Welcome to Covid Testing
Why Get Tested?
Together, we can protect our loved ones and limit the impact of COVID-19 on our community. With your help, we will slow the spread of COVID-19 so we can once again safely come together with friends and family. Increased testing, expanded contact tracing, and tracking important data will help us ease measures and protect you, your loved ones, and neighbors.
Helping people know if they have COVID-19 or may have been exposed is critical to ensuring they have the resources and support they need and informs when and how we can responsibly ease restrictions.
COVID 19 Monoclonal Antibody IV Therapy
We are excited to now offer COVID 19 Monoclonal Antibody IV Therapy to patients with mild to moderate COVID-19 symptoms and exposure.
Monoclonal Antibody IV Therapy is a promising treatment for non-hospitalized patients who are at high risk of complications from COVID-19 or who have mild to moderate symptoms associated with the COVID-19 virus.
Monoclonal antibodies are lab-produced proteins designed to mimic your body’s antibodies that are used to fight off infection and viruses. These specific antibodies are designed to bind to part of the COVID-19 virus protein and prevent the further spread of infection of exposure.
The goal of treatment is to prevent hospitalizations and reduce symptom severity.
It is important to note that treatment can only be used after infection or exposure and is not a substitute for a COVID-19 vaccine.
Monoclonal Antibody IV Therapy is appropriate for patients at high risk of developing severe symptoms, patients with mild to moderate symptoms, or patients with known exposure to the COVID-19 virus. It can be given to anyone over the age of 12.
People eligible may also include those who:
Are at a higher risk of exposure
Have certain medication conditions that have compromised the immune system
May not be fully protected by a COVID-19 vaccine due to medical health complications
Monoclonal Antibody IV Therapy is given through intravenous (IV) infusion. The antibody infusion takes about 20 minutes and is often followed by an hour of observation and monitoring for allergic reactions. Patients should expect the entire process to take about 2-3 hours.
Side effects associated with monoclonal antibodies may include fever, nausea, difficulty breathing, fatigue, weakness, headache, muscle aches, low blood pressure, and confusion.
Patients may notice soreness, swelling, and slight discomfort from the IV infusion.
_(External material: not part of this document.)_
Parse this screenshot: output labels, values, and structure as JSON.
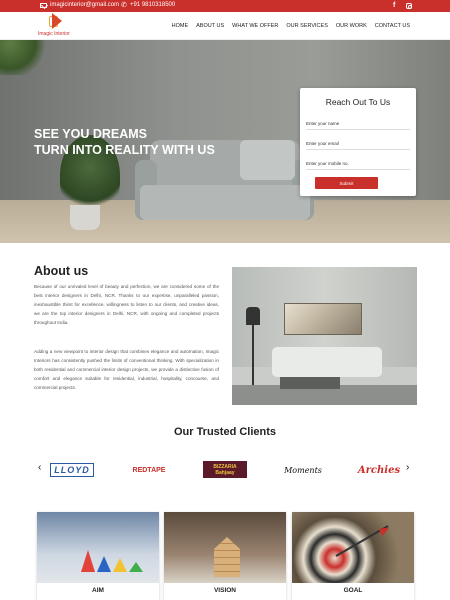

In November of 2020, the Federal Drug Administration gave emergency authorization to the use of Monoclonal Antibody IV Therapy for non-hospitalized COVID-19 patients.
If you have tested positive for COVID-19 or believe you’ve recently become exposed, Monoclonal Antibody IV Therapy may be right for you in preventing symptom severity and reducing the risk of hospitalization. For more information on Monoclonal Antibody IV Therapy for COVID-19 and our services or to schedule an appointment, contact our office today.
Who Should Get Tested?
Anyone with symptoms of COVID-19.
Close contacts of known positive cases, regardless of symptoms.
Get tested immediately if you are experiencing symptoms of COVID-19. If you do not have symptoms, you should wait at least six days after your last known exposure to COVID-19 before you get tested.
Groups of some of the populations with higher risk of exposure or a higher risk of severe disease if they become infected. People in these groups should get tested if they believe they may have been exposed to COVID-19, whether or not they have symptoms.
People who live in or have regular contact with high-risk settings (e.g., long-term care facility, homeless shelter, correctional facility, migrant farmworker camp).
People from historically marginalized populations who have been disproportionately impacted by COVID-19. This fact sheet provides best practices for community testing in historically marginalized populations.
Frontline and essential workers (grocery store clerks, gas station attendants, child care workers, construction sites, processing plants, etc.)
Health care workers or first responders.
People who are at higher risk of severe illness.
People who have attended protests, rallies, or other mass gatherings could have been exposed to someone with COVID-19 or could have exposed others.
Most people who get COVID-19 recover without needing medical care. If you are experiencing severe, life-threatening symptoms (for example, severe difficulty breathing, altered thinking, blue lips), seek immediate medical care or call 9-1-1.